"So what you think our new AT1 loudspeaker will cost?" Atlantic Technology's Peter Tribeman had just finished his dem of a fairly small two-way tower that, driven by Parasound Halo JC 2 preamplifier and Halo A21 power amplifier, was producing prodigious amounts of low frequencies in a fairly large room.
The outboarding THE Show, run by the affable Richard Beers, was held for the first time at the Flamingo Hotel on the Strip, two Las Vegas blocks from CES’s “High-Performance” venue, the Venetian. In previous years, THE Show had been held at the St. Tropez Resort, then the Alexis Park, but Richard now has a multi-year contract with the Flamingo. I estimated THE Show had representation from a good 110 manufacturers. One of the big draws was actually outside the Flamingo's back door, where Panasonic was demming HD-3D TV in a huge trailer. It's rumored that some die-hard two-channel audiophiles snuck into the trailer trying to mask the same guilty expressions that they carried to the porno exhibit in the Sands Convention Center.
Stereophile editor John Atkinson served as the opening act for the Grand Giveaway on the final day of THE Show 2010. In his short talk, John reflected on the losses of the past year. He first honored two of his departed mentors, John Crabbe and J. Gordon Holt, both of whom were central to the development of high-end audio. He also honored the memory of Al Stiefel, who co-founded the Rocky Mountain Audio Fest with his wife, Marjorie Baumert.
The Rockport Alya's 1.25"-thick front baffle is cast from aluminum, then machined to accommodate the drive-units. The tweeter's usual front-plate is discarded and replaced by the baffle, which has the necessary opening and locating pins. This gives a very clean acoustic environment for the dome. Andy Payor's hand is shown here locking the tweeter into place with a ring that screws into a thread tapped into the rear of the baffle.
I spent much of my time at CES roaming around with Stereophile's self-proclaimed Web Monkey, Jon Iverson. I'd never met Jon before I came to the 2010 CES but he was a wonderful guide both to Las Vegas and to CES, as well as a smart and kind person to get to know. On Saturday morning he suggested we head on over the THE Show located at the Flamingo Hotel, right on the strip. One of the first rooms we happened upon was the Edge Electronics room. Jon said, "We've got to go in here."

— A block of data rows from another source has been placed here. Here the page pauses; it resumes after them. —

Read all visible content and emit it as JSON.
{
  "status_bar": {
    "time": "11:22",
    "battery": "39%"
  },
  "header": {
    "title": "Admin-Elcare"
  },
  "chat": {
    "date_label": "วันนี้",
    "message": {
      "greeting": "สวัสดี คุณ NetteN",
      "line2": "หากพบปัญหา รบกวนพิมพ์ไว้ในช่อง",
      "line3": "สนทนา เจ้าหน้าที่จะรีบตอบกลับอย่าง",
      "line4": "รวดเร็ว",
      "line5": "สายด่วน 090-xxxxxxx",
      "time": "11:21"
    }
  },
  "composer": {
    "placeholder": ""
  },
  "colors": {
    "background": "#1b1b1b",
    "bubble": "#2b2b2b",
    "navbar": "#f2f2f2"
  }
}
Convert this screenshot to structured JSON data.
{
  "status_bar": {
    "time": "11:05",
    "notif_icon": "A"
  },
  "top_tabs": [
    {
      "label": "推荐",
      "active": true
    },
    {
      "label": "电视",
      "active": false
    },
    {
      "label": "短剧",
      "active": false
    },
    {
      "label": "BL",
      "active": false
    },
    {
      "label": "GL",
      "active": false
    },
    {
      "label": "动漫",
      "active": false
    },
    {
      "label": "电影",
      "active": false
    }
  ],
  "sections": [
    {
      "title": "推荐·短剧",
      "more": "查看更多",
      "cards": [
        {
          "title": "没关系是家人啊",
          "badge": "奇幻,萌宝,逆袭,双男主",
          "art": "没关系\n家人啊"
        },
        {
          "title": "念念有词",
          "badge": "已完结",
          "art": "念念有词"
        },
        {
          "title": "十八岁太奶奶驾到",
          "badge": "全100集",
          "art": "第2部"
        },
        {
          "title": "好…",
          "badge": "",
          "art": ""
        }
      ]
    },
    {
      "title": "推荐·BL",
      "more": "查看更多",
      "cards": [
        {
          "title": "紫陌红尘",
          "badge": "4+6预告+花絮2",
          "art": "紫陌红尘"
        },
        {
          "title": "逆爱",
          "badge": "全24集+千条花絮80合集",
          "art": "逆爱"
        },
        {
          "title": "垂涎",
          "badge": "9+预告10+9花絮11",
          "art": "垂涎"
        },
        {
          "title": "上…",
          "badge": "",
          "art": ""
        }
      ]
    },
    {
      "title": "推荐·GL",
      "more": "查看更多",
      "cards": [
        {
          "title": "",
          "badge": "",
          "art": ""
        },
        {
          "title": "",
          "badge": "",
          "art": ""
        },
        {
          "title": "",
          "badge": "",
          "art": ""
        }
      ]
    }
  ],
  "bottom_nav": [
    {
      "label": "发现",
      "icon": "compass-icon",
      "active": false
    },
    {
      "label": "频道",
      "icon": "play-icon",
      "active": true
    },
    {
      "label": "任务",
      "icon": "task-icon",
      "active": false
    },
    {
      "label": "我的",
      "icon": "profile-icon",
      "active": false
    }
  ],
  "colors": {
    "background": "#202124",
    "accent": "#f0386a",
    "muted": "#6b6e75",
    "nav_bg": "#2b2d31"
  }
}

Some products at CESall-black products, with black highlights, and with the lettering tastefully done in black, in a darkened roomdefeat all but the most-determined photographers. So my thanks to Larry Greenhill for managing to photograph the new Classé CTM600 600W monoblock amplifier ($6500 each).
One of my last stops at THE Show at the Flamingo was the Teresonic room, where Mike Zivkovic demmed his 6'-tall single-driver Ingenium Silver Edition speaker using his own single-ended 2A3 tube amplifier. According to Mike, the amp uses interstage and output transformers from Lundahl and "there is not a capacitor in the circuit."
Friday was the busiest day I and other Stereophile writers found at the CES venues. Pictured here is a lull in the traffic taken from a window at the Las Vegas Convention Center (LVCC) near the press room, where the line for the free press lunch stretched hundreds of feet. Later that day, the bus and cab lines at the LVCC stretched half a mile as evening approached and the temperature outside dropped from mid 60s to temperatures in the 40s (Fahrenheit). Little evidence of a recession was visible in pure crowd count, but I ran into many more Asian and European attendees, while missing some friends in the audio high end community who skipped CES this year.